Cardiac Ablation

What is cardiac ablation?

Cardiac ablation is a procedure performed to treat heart arrhythmia — a problem associated with the rate or rhythm of your heartbeat. Sometimes your heart may beat too quickly, too slowly, or unevenly. These heart rhythm problems are called arrhythmias.

Arrhythmias is a common problem in old adults and people with heart problems. It is very important to treat it to manage its symptoms and prevent a stroke. The symptoms can vary between individuals. Some of the common symptoms include chest pain, palpitations, fatigue, and shortness of breath. Many people can live normal lives with regular medication to normalize the heart’s rhythm. Blood-thinning medications may also be prescribed. Others that don’t respond to medication would need to undergo cardiac ablation to restore a regular rhythm to prevent the heart conditions from worsening.

What is the procedure?

Cardiac ablation is a procedure that uses thin, flexible tubes called catheters to reach into the heart via the groin vessels. The catheters record the heart’s electrical activity to detect the area where the arrhythmia or abnormal heart activity is coming from. Radiofrequency energy or freezing is then used to destroy the abnormal tissue, resulting in a scar. The scar tissue is incapable of initiating the electrical signal causing irregular heartbeats, preventing the electrical signals from travelling to the rest of the heart and causing arrhythmias.

Are there any risks involved?

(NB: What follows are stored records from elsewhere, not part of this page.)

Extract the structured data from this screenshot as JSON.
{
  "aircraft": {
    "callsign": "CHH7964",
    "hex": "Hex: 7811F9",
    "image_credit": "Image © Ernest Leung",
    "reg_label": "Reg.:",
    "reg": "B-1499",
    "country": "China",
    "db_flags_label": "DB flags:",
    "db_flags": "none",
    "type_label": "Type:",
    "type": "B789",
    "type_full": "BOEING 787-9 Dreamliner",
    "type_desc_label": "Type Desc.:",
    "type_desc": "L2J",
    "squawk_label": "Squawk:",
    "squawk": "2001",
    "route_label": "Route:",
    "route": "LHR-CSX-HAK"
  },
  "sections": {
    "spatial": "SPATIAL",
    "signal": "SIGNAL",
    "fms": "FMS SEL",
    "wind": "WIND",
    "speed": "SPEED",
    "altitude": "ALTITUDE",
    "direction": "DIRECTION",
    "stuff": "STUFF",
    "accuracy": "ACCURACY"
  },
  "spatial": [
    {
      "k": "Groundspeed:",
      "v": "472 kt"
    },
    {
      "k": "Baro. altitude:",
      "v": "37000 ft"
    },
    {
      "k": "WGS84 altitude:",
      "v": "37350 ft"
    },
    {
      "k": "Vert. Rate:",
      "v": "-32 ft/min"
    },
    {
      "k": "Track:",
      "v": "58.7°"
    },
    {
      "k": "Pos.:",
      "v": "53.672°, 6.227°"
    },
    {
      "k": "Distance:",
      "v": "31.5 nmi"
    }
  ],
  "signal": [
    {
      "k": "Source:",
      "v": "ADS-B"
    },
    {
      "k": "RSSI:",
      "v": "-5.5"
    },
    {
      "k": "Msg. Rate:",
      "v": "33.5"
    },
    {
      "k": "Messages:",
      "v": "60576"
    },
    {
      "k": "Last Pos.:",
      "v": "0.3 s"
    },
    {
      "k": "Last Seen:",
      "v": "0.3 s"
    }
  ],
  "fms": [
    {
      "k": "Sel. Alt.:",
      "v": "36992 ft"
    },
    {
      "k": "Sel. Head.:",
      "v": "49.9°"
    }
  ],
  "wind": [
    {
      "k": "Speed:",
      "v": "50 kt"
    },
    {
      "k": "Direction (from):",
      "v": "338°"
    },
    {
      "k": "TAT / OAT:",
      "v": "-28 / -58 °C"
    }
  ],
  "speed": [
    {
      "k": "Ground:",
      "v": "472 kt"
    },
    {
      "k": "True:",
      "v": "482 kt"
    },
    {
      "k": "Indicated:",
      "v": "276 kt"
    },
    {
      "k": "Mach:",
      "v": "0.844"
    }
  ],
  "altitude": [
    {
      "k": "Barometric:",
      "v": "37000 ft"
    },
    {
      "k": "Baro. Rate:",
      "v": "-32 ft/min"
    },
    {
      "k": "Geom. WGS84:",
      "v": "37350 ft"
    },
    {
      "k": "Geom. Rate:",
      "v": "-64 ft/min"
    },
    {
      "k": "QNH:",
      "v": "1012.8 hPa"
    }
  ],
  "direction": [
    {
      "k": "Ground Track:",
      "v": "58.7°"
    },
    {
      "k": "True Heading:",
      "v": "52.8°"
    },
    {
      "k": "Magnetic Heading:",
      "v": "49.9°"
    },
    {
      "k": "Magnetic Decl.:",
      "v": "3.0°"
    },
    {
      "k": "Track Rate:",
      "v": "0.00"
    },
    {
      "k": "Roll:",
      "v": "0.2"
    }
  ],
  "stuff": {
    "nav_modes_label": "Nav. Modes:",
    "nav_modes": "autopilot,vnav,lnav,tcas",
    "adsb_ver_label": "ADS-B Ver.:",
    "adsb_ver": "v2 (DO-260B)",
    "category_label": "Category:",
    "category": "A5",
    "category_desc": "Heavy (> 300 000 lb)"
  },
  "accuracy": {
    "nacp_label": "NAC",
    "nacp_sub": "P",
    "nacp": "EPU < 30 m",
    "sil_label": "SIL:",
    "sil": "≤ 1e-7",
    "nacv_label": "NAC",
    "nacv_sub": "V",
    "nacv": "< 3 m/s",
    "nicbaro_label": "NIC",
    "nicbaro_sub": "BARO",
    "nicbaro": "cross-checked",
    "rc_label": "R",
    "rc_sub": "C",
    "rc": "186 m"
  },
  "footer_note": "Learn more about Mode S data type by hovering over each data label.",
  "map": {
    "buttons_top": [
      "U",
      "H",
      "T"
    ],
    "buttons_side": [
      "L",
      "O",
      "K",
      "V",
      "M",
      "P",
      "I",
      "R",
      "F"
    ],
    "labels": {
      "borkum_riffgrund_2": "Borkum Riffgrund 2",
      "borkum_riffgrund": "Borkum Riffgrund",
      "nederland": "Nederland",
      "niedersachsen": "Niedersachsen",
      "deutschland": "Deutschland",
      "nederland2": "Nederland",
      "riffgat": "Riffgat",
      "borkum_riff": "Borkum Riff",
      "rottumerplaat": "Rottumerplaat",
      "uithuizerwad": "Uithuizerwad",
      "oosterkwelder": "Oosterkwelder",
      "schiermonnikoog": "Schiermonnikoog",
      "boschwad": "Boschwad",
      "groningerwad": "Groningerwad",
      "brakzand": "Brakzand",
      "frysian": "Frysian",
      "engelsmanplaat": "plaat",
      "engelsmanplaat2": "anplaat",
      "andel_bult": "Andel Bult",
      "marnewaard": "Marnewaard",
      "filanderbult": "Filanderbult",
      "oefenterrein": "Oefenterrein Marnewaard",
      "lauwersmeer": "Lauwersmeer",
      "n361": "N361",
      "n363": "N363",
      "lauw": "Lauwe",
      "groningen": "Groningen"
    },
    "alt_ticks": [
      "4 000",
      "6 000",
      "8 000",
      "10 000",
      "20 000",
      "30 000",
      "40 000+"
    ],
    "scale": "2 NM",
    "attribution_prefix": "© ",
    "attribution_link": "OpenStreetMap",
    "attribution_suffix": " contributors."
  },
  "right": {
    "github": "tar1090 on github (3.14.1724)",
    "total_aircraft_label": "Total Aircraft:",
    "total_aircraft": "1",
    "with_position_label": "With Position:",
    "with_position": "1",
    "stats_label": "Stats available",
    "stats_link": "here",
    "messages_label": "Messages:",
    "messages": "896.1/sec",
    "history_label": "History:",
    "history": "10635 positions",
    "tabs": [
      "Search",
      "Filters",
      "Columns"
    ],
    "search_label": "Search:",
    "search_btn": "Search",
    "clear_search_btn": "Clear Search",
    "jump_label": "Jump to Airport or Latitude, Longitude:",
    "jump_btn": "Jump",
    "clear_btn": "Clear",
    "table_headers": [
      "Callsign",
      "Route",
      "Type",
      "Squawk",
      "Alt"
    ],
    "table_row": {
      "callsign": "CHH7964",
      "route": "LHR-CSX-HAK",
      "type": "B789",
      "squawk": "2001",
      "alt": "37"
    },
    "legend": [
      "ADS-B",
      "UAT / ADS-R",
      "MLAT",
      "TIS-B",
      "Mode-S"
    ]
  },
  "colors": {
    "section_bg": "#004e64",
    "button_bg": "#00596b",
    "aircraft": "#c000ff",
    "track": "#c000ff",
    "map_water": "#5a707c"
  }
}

The immediate result of the procedure can be very good. However, like all procedures, there may be some risks and side effects involved, such as bleeding, pain, and infection at the catheter insertion site. Less common complications may include a heart attack or stroke. Recurrence may also occur in as many as 30% of patients within one year and repeat therapies may be required. Overall, cardiac ablation is considered a safe procedure. However, as there many different forms of cardiac ablation, it is important to discuss your procedure and risks involved with your doctor.